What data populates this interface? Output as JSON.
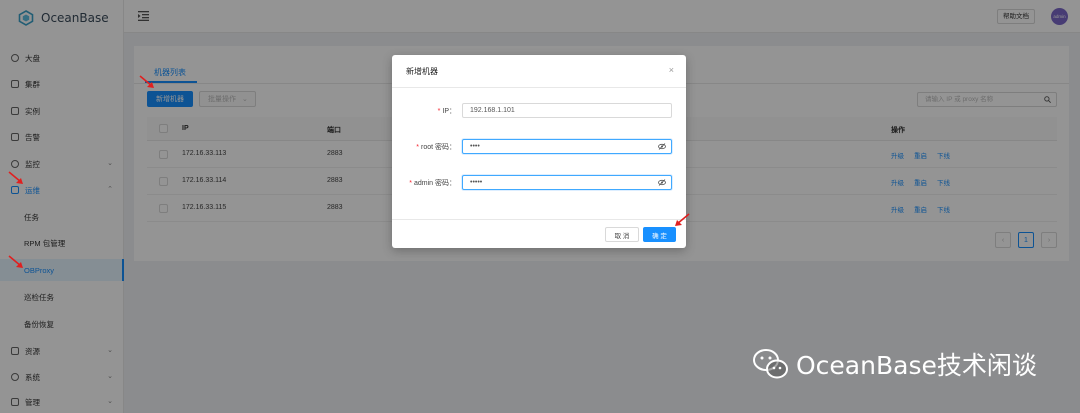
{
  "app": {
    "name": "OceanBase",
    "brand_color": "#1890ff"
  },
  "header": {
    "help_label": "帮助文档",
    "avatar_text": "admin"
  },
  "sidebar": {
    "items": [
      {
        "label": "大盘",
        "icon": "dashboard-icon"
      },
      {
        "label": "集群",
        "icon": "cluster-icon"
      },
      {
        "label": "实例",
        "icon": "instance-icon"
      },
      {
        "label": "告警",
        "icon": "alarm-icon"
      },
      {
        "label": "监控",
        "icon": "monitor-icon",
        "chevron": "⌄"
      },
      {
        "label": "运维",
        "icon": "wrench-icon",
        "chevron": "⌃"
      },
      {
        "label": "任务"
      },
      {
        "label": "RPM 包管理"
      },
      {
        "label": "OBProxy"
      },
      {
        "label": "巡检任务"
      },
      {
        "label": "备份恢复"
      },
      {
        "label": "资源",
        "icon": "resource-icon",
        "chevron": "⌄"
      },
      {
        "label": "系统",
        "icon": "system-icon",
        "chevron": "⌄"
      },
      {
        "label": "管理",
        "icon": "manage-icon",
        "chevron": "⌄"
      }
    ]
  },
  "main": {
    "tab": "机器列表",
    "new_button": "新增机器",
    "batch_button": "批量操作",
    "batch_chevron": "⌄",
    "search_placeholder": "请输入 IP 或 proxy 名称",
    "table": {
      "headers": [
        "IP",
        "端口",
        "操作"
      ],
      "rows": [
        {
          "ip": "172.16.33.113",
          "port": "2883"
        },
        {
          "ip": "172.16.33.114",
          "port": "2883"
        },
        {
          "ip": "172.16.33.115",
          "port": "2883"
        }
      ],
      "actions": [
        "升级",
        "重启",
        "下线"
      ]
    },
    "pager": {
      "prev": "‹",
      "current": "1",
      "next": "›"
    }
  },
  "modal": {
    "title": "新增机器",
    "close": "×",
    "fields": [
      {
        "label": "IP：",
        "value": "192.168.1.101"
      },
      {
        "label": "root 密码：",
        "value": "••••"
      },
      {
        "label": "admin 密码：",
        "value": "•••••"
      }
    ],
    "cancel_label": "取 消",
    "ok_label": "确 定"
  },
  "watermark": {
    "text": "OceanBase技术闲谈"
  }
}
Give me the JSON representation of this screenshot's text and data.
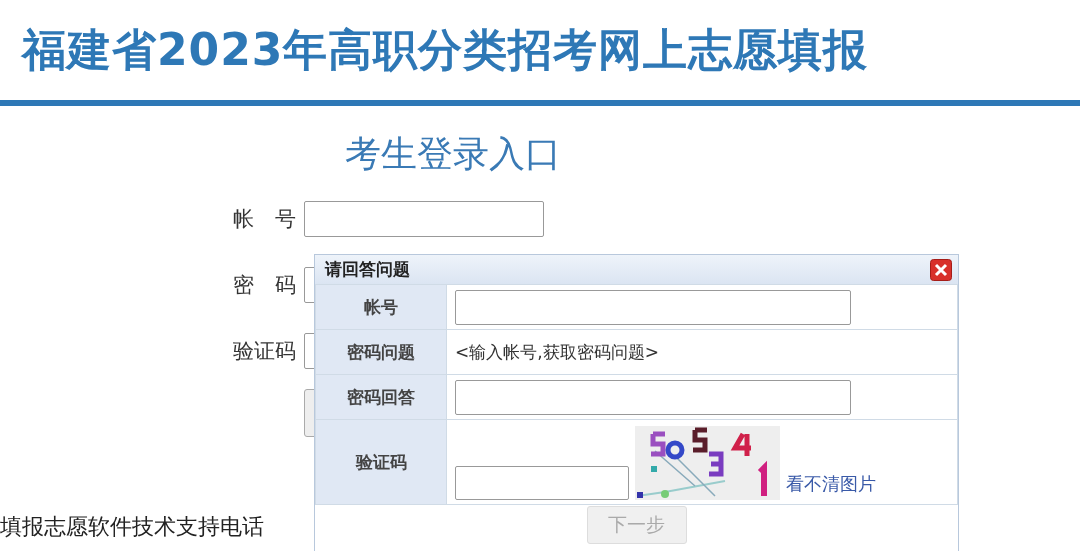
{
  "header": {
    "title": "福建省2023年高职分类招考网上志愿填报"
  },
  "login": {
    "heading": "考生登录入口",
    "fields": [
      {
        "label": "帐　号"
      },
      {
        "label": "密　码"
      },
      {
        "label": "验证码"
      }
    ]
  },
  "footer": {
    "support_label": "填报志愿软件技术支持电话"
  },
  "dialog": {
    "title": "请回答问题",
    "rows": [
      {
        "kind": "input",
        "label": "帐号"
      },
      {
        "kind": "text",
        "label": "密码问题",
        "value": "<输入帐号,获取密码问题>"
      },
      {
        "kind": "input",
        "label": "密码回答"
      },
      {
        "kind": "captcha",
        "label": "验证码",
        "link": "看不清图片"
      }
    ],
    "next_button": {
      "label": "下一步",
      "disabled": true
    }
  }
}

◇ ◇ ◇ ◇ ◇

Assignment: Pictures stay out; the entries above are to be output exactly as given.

Your solution:
What data populates this interface? Output as JSON.
{
  "app": {
    "name": "OceanBase",
    "brand_color": "#1890ff"
  },
  "header": {
    "help_label": "帮助文档",
    "avatar_text": "admin"
  },
  "sidebar": {
    "items": [
      {
        "label": "大盘",
        "icon": "dashboard-icon"
      },
      {
        "label": "集群",
        "icon": "cluster-icon"
      },
      {
        "label": "实例",
        "icon": "instance-icon"
      },
      {
        "label": "告警",
        "icon": "alarm-icon"
      },
      {
        "label": "监控",
        "icon": "monitor-icon",
        "chevron": "⌄"
      },
      {
        "label": "运维",
        "icon": "wrench-icon",
        "chevron": "⌃"
      },
      {
        "label": "任务"
      },
      {
        "label": "RPM 包管理"
      },
      {
        "label": "OBProxy"
      },
      {
        "label": "巡检任务"
      },
      {
        "label": "备份恢复"
      },
      {
        "label": "资源",
        "icon": "resource-icon",
        "chevron": "⌄"
      },
      {
        "label": "系统",
        "icon": "system-icon",
        "chevron": "⌄"
      },
      {
        "label": "管理",
        "icon": "manage-icon",
        "chevron": "⌄"
      }
    ]
  },
  "main": {
    "tab": "机器列表",
    "new_button": "新增机器",
    "batch_button": "批量操作",
    "batch_chevron": "⌄",
    "search_placeholder": "请输入 IP 或 proxy 名称",
    "table": {
      "headers": [
        "IP",
        "端口",
        "操作"
      ],
      "rows": [
        {
          "ip": "172.16.33.113",
          "port": "2883"
        },
        {
          "ip": "172.16.33.114",
          "port": "2883"
        },
        {
          "ip": "172.16.33.115",
          "port": "2883"
        }
      ],
      "actions": [
        "升级",
        "重启",
        "下线"
      ]
    },
    "pager": {
      "prev": "‹",
      "current": "1",
      "next": "›"
    }
  },
  "modal": {
    "title": "新增机器",
    "close": "×",
    "fields": [
      {
        "label": "IP：",
        "value": "192.168.1.101"
      },
      {
        "label": "root 密码：",
        "value": "••••"
      },
      {
        "label": "admin 密码：",
        "value": "•••••"
      }
    ],
    "cancel_label": "取 消",
    "ok_label": "确 定"
  },
  "watermark": {
    "text": "OceanBase技术闲谈"
  }
}
Give me the JSON representation of this screenshot's text and data.
{
  "header": {
    "title": "福建省2023年高职分类招考网上志愿填报"
  },
  "login": {
    "heading": "考生登录入口",
    "fields": [
      {
        "label": "帐　号"
      },
      {
        "label": "密　码"
      },
      {
        "label": "验证码"
      }
    ]
  },
  "footer": {
    "support_label": "填报志愿软件技术支持电话"
  },
  "dialog": {
    "title": "请回答问题",
    "rows": [
      {
        "kind": "input",
        "label": "帐号"
      },
      {
        "kind": "text",
        "label": "密码问题",
        "value": "<输入帐号,获取密码问题>"
      },
      {
        "kind": "input",
        "label": "密码回答"
      },
      {
        "kind": "captcha",
        "label": "验证码",
        "link": "看不清图片"
      }
    ],
    "next_button": {
      "label": "下一步",
      "disabled": true
    }
  }
}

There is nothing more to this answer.